(Records to use Opens)

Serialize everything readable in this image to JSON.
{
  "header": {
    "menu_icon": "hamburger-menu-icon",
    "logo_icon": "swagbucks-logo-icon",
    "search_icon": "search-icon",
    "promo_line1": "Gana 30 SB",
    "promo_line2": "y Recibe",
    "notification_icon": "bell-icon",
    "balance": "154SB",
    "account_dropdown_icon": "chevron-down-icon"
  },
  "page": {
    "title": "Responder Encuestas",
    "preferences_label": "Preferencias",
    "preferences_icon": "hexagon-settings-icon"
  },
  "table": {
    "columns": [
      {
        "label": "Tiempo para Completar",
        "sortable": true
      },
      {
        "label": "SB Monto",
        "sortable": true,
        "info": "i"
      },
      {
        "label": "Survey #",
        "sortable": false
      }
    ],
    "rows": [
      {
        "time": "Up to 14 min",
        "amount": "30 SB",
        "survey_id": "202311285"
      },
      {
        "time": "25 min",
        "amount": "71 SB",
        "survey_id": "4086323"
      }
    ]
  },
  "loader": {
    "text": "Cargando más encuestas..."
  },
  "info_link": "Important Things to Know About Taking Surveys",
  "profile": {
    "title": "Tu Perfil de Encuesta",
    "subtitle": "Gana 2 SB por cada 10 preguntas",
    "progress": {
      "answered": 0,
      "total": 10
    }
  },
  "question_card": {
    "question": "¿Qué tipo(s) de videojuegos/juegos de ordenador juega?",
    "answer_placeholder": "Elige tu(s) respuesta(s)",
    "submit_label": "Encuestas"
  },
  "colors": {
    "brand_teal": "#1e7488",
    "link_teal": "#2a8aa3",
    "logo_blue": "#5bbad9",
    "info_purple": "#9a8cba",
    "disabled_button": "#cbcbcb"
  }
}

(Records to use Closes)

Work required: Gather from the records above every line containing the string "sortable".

Solution to this exercise:
        "sortable": true
        "sortable": true,
        "sortable": false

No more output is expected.